** Opening Given information block **

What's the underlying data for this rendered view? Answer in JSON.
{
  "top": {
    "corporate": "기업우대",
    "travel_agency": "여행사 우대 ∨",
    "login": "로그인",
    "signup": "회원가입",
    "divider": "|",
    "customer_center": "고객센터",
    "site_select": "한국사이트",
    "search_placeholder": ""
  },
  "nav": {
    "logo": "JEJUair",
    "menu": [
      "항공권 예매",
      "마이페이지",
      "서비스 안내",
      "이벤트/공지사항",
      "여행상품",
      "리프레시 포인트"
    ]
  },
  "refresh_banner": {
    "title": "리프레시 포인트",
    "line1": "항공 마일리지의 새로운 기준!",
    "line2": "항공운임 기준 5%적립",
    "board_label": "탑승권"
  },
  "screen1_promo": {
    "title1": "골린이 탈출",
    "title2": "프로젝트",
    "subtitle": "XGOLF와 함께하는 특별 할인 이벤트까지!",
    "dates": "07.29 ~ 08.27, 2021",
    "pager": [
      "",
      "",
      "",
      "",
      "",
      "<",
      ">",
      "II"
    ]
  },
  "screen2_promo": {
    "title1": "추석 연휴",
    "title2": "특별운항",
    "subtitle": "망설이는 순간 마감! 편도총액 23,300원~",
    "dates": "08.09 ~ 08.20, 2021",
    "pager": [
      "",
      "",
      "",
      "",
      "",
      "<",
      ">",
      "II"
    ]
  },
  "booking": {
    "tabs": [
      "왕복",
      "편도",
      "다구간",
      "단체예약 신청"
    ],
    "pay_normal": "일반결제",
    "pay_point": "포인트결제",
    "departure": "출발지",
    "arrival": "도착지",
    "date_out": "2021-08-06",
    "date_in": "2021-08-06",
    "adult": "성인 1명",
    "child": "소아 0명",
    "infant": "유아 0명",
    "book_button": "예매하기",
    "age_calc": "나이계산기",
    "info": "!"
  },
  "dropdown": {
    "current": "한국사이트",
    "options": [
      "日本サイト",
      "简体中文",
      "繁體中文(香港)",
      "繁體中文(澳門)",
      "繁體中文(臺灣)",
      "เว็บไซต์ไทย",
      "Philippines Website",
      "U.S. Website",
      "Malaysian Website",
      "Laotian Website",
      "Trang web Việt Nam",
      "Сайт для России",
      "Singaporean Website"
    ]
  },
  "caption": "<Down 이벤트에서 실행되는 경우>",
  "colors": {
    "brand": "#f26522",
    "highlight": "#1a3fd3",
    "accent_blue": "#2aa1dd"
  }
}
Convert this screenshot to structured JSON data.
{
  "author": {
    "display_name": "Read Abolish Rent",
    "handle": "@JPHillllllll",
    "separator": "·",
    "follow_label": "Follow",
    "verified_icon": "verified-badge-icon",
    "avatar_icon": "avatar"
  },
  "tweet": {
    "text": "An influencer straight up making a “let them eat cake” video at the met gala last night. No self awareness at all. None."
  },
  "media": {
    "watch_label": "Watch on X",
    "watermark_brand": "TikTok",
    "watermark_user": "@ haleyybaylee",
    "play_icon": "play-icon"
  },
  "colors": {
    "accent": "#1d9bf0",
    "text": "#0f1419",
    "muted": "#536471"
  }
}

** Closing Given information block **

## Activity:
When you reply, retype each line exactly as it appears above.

## Answer to this exercise:
What's the underlying data for this rendered view? Answer in JSON.
{
  "top": {
    "corporate": "기업우대",
    "travel_agency": "여행사 우대 ∨",
    "login": "로그인",
    "signup": "회원가입",
    "divider": "|",
    "customer_center": "고객센터",
    "site_select": "한국사이트",
    "search_placeholder": ""
  },
  "nav": {
    "logo": "JEJUair",
    "menu": [
      "항공권 예매",
      "마이페이지",
      "서비스 안내",
      "이벤트/공지사항",
      "여행상품",
      "리프레시 포인트"
    ]
  },
  "refresh_banner": {
    "title": "리프레시 포인트",
    "line1": "항공 마일리지의 새로운 기준!",
    "line2": "항공운임 기준 5%적립",
    "board_label": "탑승권"
  },
  "screen1_promo": {
    "title1": "골린이 탈출",
    "title2": "프로젝트",
    "subtitle": "XGOLF와 함께하는 특별 할인 이벤트까지!",
    "dates": "07.29 ~ 08.27, 2021",
    "pager": [
      "",
      "",
      "",
      "",
      "",
      "<",
      ">",
      "II"
    ]
  },
  "screen2_promo": {
    "title1": "추석 연휴",
    "title2": "특별운항",
    "subtitle": "망설이는 순간 마감! 편도총액 23,300원~",
    "dates": "08.09 ~ 08.20, 2021",
    "pager": [
      "",
      "",
      "",
      "",
      "",
      "<",
      ">",
      "II"
    ]
  },
  "booking": {
    "tabs": [
      "왕복",
      "편도",
      "다구간",
      "단체예약 신청"
    ],
    "pay_normal": "일반결제",
    "pay_point": "포인트결제",
    "departure": "출발지",
    "arrival": "도착지",
    "date_out": "2021-08-06",
    "date_in": "2021-08-06",
    "adult": "성인 1명",
    "child": "소아 0명",
    "infant": "유아 0명",
    "book_button": "예매하기",
    "age_calc": "나이계산기",
    "info": "!"
  },
  "dropdown": {
    "current": "한국사이트",
    "options": [
      "日本サイト",
      "简体中文",
      "繁體中文(香港)",
      "繁體中文(澳門)",
      "繁體中文(臺灣)",
      "เว็บไซต์ไทย",
      "Philippines Website",
      "U.S. Website",
      "Malaysian Website",
      "Laotian Website",
      "Trang web Việt Nam",
      "Сайт для России",
      "Singaporean Website"
    ]
  },
  "caption": "<Down 이벤트에서 실행되는 경우>",
  "colors": {
    "brand": "#f26522",
    "highlight": "#1a3fd3",
    "accent_blue": "#2aa1dd"
  }
}
Convert this screenshot to structured JSON data.
{
  "author": {
    "display_name": "Read Abolish Rent",
    "handle": "@JPHillllllll",
    "separator": "·",
    "follow_label": "Follow",
    "verified_icon": "verified-badge-icon",
    "avatar_icon": "avatar"
  },
  "tweet": {
    "text": "An influencer straight up making a “let them eat cake” video at the met gala last night. No self awareness at all. None."
  },
  "media": {
    "watch_label": "Watch on X",
    "watermark_brand": "TikTok",
    "watermark_user": "@ haleyybaylee",
    "play_icon": "play-icon"
  },
  "colors": {
    "accent": "#1d9bf0",
    "text": "#0f1419",
    "muted": "#536471"
  }
}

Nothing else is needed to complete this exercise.